Treading the tillage, I react with equanimity to the cloying requests from my brother to play snooker. I dither whither we travel in tandem, over the fallow land. In time, I shall become churlish as I know he is really a roué. His dalliances are made known to all who should know them. An earmark of my family is our debauchment. I am a misfit in that I do not impart my passions physically.
“You wag!” she cried at he quoth euphuistically from a bevy of needlessly elaborate, 16th century poems. “The dromedary soonest march through the desert, the tramp soonest hop the next train, teeming, tenuous, tenebrous.” Ho, ho, ho! The children cried. How funny that such prepossessing language should be ruined by excessive garniture! But just as they were merrily loping and laughing down the hall, the laggard steward set himself before them and bellowed, with great consternation “It’s teatime, ya’ grisly imps!”

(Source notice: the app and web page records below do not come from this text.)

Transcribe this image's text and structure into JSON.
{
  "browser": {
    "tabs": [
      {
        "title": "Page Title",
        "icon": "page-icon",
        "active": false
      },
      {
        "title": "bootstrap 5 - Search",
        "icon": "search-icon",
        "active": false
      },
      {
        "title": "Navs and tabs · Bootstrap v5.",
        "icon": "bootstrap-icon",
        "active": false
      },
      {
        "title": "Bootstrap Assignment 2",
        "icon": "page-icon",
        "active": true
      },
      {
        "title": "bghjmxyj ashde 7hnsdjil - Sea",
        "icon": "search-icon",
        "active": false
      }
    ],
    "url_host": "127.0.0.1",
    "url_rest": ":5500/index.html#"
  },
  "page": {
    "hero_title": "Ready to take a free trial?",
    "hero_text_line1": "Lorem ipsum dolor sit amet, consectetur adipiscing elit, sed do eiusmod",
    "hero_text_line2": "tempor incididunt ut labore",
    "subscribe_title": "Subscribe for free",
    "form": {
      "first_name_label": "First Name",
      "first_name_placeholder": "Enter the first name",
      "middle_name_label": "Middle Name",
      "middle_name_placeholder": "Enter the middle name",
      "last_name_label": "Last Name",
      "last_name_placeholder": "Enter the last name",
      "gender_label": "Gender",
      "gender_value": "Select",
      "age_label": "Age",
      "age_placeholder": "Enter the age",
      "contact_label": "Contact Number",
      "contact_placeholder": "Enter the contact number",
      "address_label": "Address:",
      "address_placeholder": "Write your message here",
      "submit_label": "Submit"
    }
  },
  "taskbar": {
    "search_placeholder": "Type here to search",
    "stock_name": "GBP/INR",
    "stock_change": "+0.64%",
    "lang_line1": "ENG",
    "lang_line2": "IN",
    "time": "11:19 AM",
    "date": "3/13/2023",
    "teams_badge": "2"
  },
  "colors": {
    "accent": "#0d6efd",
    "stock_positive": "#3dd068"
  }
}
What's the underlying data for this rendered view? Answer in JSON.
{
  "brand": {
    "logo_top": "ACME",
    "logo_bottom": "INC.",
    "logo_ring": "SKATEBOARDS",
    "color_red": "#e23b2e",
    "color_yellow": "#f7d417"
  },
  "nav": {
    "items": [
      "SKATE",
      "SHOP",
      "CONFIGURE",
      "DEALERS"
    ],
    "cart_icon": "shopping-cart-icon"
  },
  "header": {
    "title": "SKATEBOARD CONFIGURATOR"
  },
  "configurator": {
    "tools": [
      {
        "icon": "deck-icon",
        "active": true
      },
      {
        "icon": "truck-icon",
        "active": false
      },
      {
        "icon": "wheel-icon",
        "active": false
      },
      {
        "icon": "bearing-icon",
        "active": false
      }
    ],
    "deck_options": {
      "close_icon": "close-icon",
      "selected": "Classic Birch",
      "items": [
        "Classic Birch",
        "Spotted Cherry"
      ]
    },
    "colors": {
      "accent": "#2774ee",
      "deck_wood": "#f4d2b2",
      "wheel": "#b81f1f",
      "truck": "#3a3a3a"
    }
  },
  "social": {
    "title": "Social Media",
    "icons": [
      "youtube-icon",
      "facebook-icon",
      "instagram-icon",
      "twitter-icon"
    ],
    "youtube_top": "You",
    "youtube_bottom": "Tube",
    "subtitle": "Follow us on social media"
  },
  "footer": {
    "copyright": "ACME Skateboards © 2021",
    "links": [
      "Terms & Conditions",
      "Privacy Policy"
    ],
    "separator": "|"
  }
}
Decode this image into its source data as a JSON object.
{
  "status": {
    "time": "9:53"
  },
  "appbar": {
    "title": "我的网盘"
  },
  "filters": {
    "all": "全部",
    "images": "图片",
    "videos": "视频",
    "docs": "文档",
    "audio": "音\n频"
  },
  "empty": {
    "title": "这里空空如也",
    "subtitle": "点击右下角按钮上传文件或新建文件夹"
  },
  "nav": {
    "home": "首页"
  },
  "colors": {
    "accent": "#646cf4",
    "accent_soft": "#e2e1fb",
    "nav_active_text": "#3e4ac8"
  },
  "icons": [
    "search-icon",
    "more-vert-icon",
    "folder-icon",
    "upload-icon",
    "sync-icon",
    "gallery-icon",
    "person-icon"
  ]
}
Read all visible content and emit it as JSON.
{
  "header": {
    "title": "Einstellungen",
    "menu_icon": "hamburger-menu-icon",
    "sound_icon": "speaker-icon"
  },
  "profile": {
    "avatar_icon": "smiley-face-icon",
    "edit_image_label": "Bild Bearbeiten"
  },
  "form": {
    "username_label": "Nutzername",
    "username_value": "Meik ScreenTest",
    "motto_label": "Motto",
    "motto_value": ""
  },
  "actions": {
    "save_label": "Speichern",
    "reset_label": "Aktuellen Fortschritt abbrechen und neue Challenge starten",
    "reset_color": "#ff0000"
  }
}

A blustering rube from the purlieus was conscripted into the Union Army after making a galvanic speech accompanied by calliope encouraging his supernumerary colleagues to revolt against the Crown. Wearing a periwinkle blouse, hot pink brogues and an unkempt mop, the authorities easily identified him and wasted no time in sending him to battle where he could make no further agitation. The nameless authorities felt no contrition over their decision. It was only a peccadillo, only one maniac out of trillions.
Furtively, I stepped onto the proscenium and made the announcement I’d been dying to disclose. I was a dipsomaniac, but not without compunction for the shame I would bring to my family with this corroboration of their darkest fears. Of course, I had never been obstreperous. I’d done as I was told. And yet, I could not live freely until I tendered unto myself carte blanche and acceptance through open expression and honesty. I was not sententious as I said it. It was not incumbent on me to go on long. “I’m a dipsomaniac!” I yelled with open arms and a face brimming with fresh tears and the smile of a one who had freed himself from the shackles of secrecy and abiding thirstiness. “Now get me a drink!” I cried.